Description: This is an excellent new book covering important current concepts on the neurobiological aspects of various developmental processes and disorders. Written and edited by an outstanding group of internationally recognized researchers in the field, this book is an important contribution to the field.
Purpose: The purpose is to provide practitioners with the changing conceptualization of developmental neuroscience with a "...more unified understanding involved in cognitive and emotional disorders with the use of imaging and genetic methods." The book's central thesis is to emphasize the importance of examining the developmental progressions and changes in typical and atypical behavioral and neural systems. The editors and authors have produced an extremely interesting and up-to-date account of the current research questions that are being pursued in this field.
Audience: The primary audience, although not specifically stated, includes researchers in neurodevelopmental disorders, clinicians in child psychiatry, developmental psychology, adult psychiatry (these individuals grow up), child neurology, and any mental health practitioners who want to become aware of the major research ideas in this fascinating field.
Features: The introduction is a summary of the book providing an overview perspective of the current research ideas in developmental neuropsychiatry. Chapter 1 is a very interesting review of the current ideas regarding early attachment. Chapter 2 focuses on the development of an essential cognitive process: face perception. Chapter 3 summarizes the literature on the neurobiology of reading disability and intervention for this common problem. Chapter 4 covers in depth the neurobiology of Tourette's syndrome and chapter 5 details the neurodevelopmental aspects of schizophrenia. Each chapter ends with useful and relevant citations of the literature.

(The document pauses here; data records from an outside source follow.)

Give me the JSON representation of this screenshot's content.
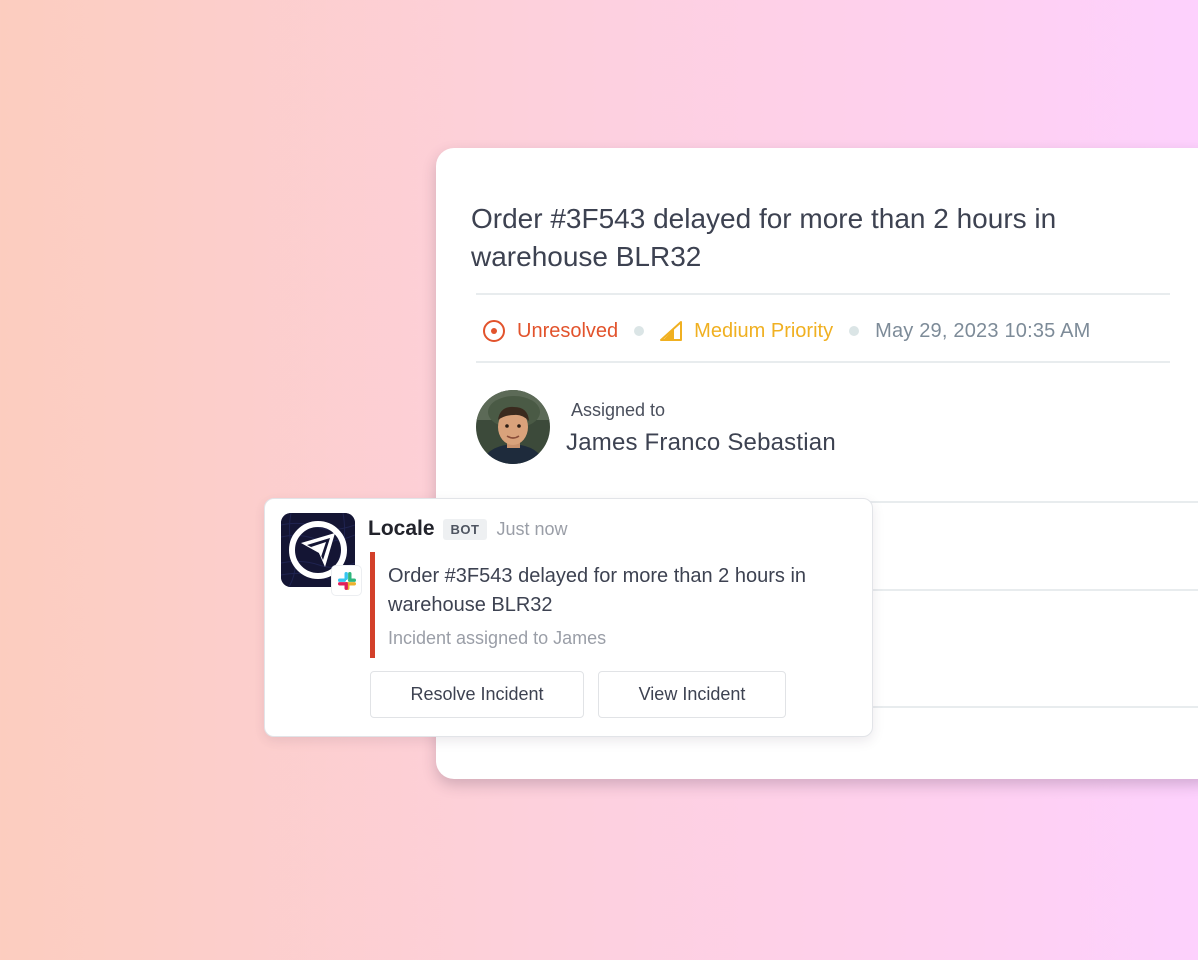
{
  "incident": {
    "title": "Order #3F543 delayed for more than 2 hours in warehouse BLR32",
    "status": "Unresolved",
    "priority": "Medium Priority",
    "timestamp": "May 29, 2023 10:35 AM",
    "assigned_label": "Assigned to",
    "assignee_name": "James Franco Sebastian"
  },
  "message": {
    "bot_name": "Locale",
    "bot_tag": "BOT",
    "time": "Just now",
    "title": "Order #3F543 delayed for more than 2 hours in warehouse BLR32",
    "subtitle": "Incident assigned to James",
    "actions": {
      "resolve_label": "Resolve Incident",
      "view_label": "View Incident"
    }
  },
  "icons": {
    "status": "target-icon",
    "priority": "signal-icon",
    "app": "locale-logo",
    "integration": "slack-icon"
  },
  "colors": {
    "status": "#e2532c",
    "priority": "#f0b021",
    "accent_bar": "#d3402a"
  }
}
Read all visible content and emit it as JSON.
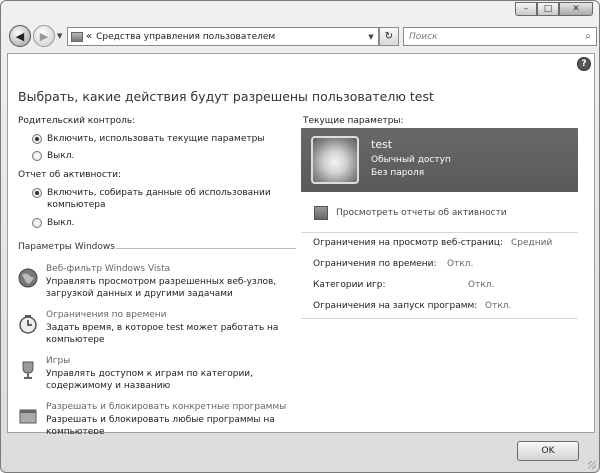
{
  "window": {
    "minimize": "–",
    "maximize": "□",
    "close": "✕"
  },
  "nav": {
    "back_glyph": "◀",
    "forward_glyph": "▶",
    "address_prefix": "«",
    "address": "Средства управления пользователем",
    "search_placeholder": "Поиск",
    "refresh_glyph": "↻"
  },
  "page": {
    "title": "Выбрать, какие действия будут разрешены пользователю test"
  },
  "parental": {
    "label": "Родительский контроль:",
    "options": [
      {
        "label": "Включить, использовать текущие параметры",
        "selected": true
      },
      {
        "label": "Выкл.",
        "selected": false
      }
    ]
  },
  "activity": {
    "label": "Отчет об активности:",
    "options": [
      {
        "label": "Включить, собирать данные об использовании компьютера",
        "selected": true
      },
      {
        "label": "Выкл.",
        "selected": false
      }
    ]
  },
  "windows_settings": {
    "title": "Параметры Windows",
    "items": [
      {
        "icon": "globe-icon",
        "title": "Веб-фильтр Windows Vista",
        "desc": "Управлять просмотром разрешенных веб-узлов, загрузкой данных и другими задачами"
      },
      {
        "icon": "clock-icon",
        "title": "Ограничения по времени",
        "desc": "Задать время, в которое test может работать на компьютере"
      },
      {
        "icon": "trophy-icon",
        "title": "Игры",
        "desc": "Управлять доступом к играм по категории, содержимому и названию"
      },
      {
        "icon": "program-icon",
        "title": "Разрешать и блокировать конкретные программы",
        "desc": "Разрешать и блокировать любые программы на компьютере"
      }
    ]
  },
  "current": {
    "label": "Текущие параметры:",
    "user_name": "test",
    "account_type": "Обычный доступ",
    "password": "Без пароля",
    "report_link": "Просмотреть отчеты об активности",
    "limits": [
      {
        "label": "Ограничения на просмотр веб-страниц:",
        "value": "Средний"
      },
      {
        "label": "Ограничения по времени:",
        "value": "Откл."
      },
      {
        "label": "Категории игр:",
        "value": "Откл."
      },
      {
        "label": "Ограничения на запуск программ:",
        "value": "Откл."
      }
    ]
  },
  "footer": {
    "ok": "OK"
  },
  "help": "?"
}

Assessment: This is an excellent presentation of the recent research literature in this very interesting field. Anyone interested in the development of cognitive processes should read this book.